The sissy squat is an excellent way to strengthen your quadriceps, hip flexors, and core at the same time. It requires locking your feet in place and bending backward, with the emphasis on your thighs, before lifting yourself back up - best done with a Sissy Squat Bench.
A platform on which you stand, a vertical pad on which your calves rest and a bar that keeps your feet in place make up Sissy Squat Benches. With these, you may conduct supported squats, which allow you to press your weight back without losing your balance.
While the complex exercise may be performed without a Sissy Squat Bench, like with any workout, having the correct equipment is far more beneficial. Sissy squats aren't the finest glute-building exercise. However, they're particularly effective at targeting your quads while simultaneously working your hip flexors and core.
When you've mastered the standard sissy squat, you may increase the difficulty by leaning your entire body back.
As you return, the amount of weight your quadriceps must support will increase. Holding a dumbbell or a weight plate can help you develop your sissy squat routines. This will make them even more difficult, allowing you to continue to train and grow muscle.
Sissy squats are a great way to work your quads. They increase balance and mobility while also strengthening your legs, back, and core, making them one of the most beneficial exercises to include in your workout.
A sissy squat can be done with or without a sissy squat machine. You may easily progress or change the activity to match your fitness and comfort levels.
How To Do Sissy Squats
Sissy squats are a multi-joint exercise that works for many muscle groups at the same time. Sissy squats put the quadriceps, back muscles, hip flexors, and abdominals to the test. Sissy squats are also a rigorous leg workout since they push your joints to their maximum range of motion, especially your knee joints and hip flexors.
If you're a beginner, I recommend starting with a bodyweight sissy squat. Concentrate on the eccentric action (going down) and assist yourself through the concentric movement to avoid knee discomfort (standing up).
Stand with your feet shoulder-width apart and your shoulders shoulder-width apart.
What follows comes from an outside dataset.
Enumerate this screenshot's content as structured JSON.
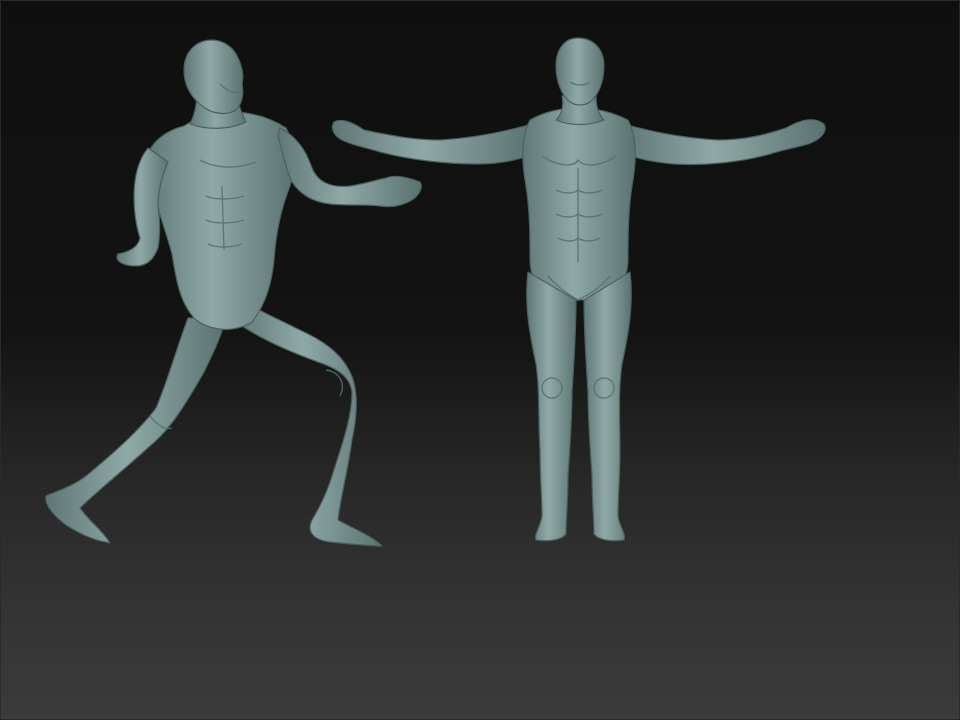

Roll your shoulders back and forth and compress your core to avoid lower back soreness.
Bend your knees slowly, as though you're attempting to make contact with the floor with your kneecap. You'll need to elevate your heels off the ground to do so. Lean on a wall for support if you need it.
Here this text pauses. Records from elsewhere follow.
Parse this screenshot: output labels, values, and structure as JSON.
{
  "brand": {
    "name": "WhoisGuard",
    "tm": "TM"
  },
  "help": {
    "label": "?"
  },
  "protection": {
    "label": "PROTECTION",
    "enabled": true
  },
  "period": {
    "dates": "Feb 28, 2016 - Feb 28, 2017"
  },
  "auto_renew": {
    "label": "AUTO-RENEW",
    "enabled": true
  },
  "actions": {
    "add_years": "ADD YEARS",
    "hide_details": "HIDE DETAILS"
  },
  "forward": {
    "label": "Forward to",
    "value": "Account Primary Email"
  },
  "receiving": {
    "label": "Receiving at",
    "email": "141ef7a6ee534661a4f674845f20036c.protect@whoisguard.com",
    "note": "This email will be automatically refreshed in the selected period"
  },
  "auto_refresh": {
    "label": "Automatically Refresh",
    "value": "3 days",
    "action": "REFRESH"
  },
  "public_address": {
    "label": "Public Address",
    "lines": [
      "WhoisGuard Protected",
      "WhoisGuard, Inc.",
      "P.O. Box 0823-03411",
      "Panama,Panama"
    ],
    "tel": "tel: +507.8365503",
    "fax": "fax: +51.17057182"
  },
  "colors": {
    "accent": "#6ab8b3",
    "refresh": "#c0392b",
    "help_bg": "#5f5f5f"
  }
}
As you drop your knees toward the ground, push your upper body backward, you won't reach the ground — only your end range of motion. This keeps your complete body, from your kneecaps to your shoulders, in a straight line, lowering the danger of injury.
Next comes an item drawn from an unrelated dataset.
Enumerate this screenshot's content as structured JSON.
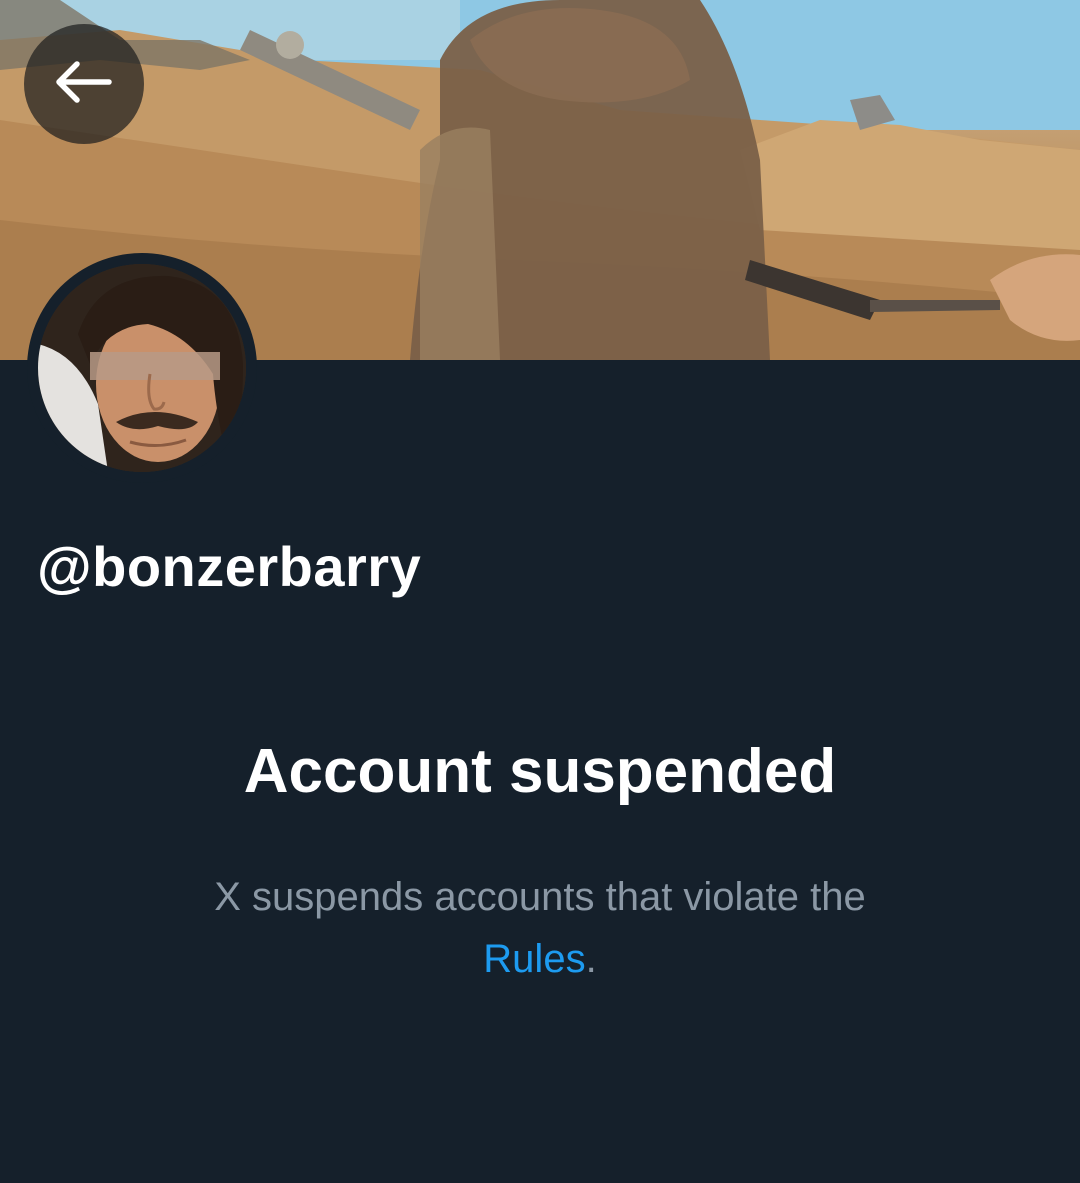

To do this, squeeze your glutes, hamstrings, and core. Think about holding a plank or pushup, and how you need to squeeze your entire body to hold that straight-line position.
Things start to become a little more difficult at this point. You have two alternatives when you reach the end of your range of motion.
Return your heels to the ground if you're a novice. You should be in a low squat stance at this point. Get back to where you started. This workout focuses on eccentric action to strengthen your posterior chain muscles.
To get back to your starting position, keep your weight on the ball of your foot. As you lift, keep your upper and lower bodies in a straight line.
What Are The Benefits Of Using A Sissy Squats Bench?
One of the finest aspects of the sissy squat is that you may relax as the bench supports your calves and ankles. This means you're safe and can squat while pushing your weight back.
Not only that, but instead of performing a standard squat, you may go all the way down into a sit-up position. When you get back up, your quads and core have to hold your whole weight, which puts a lot of pressure on your anterior chain.
They help you strengthen your hip flexors, which is a challenging area to target but one that may provide significant benefits if done correctly. Because sissy squats will help you attain that teardrop thigh shape you've been chasing, they're also great for muscular growth.
By using a sissy squat bench, you may gradually build your strength while being fully supported by the pad rest at the back. They are therefore appropriate for both rookie and professional lifters, and they are completely safe to use.
What Muscles Does A Sissy Squat Work?
The quadriceps are the focus of sissy squats. This exercise is meant to target the quadriceps muscles in particular. The glutes and hamstrings are underused, thus the upper thigh bears the brunt of the load.
Your core will also help to stabilize and support the movement. You'll need a strong and sturdy core to maintain a neutral spine and generate that straight line from the knees to the top of the head.
All of the muscles in your torso, including those in your stomach, sides, and back, wrap around the center of your body.
Sissy squats are a difficult exercise. If you're not yet ready to take on the activity, a sissy squat may push your knees or ankles to overcompensate, putting you at risk of injuring your joints.
If you want to achieve a sissy squat, make sure you build up to it. To strengthen your core and quadriceps, start with isolating other isolated routines. Leg presses and planks are two exercises that might help you get there safely and successfully.
Work on your ankle and hip mobility on a regular basis by completing some light exercises in these regions. Using a sissy squat machine to support you while you work your way up to the full thing before attempting it without help may be really useful.